* [Action item]:
Lines below that hold the word "icon" must be copied in full.

(Collected data)

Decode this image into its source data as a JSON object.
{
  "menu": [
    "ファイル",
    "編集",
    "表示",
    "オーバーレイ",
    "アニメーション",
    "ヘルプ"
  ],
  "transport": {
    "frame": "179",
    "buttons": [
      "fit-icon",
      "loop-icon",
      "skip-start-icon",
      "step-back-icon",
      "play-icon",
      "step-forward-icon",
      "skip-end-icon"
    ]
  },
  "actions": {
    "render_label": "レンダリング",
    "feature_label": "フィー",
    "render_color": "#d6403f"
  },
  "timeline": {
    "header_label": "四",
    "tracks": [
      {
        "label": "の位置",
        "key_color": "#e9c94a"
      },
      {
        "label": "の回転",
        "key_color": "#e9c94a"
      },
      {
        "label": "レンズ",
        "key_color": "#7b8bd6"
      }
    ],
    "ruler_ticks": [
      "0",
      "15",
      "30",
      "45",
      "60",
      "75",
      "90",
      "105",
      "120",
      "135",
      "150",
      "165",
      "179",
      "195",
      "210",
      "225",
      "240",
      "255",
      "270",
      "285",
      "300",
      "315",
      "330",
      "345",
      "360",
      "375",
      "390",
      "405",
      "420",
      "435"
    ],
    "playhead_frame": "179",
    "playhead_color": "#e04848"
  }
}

* [Solution to this exercise]:
      "fit-icon",
      "loop-icon",
      "skip-start-icon",
      "step-back-icon",
      "play-icon",
      "step-forward-icon",
      "skip-end-icon"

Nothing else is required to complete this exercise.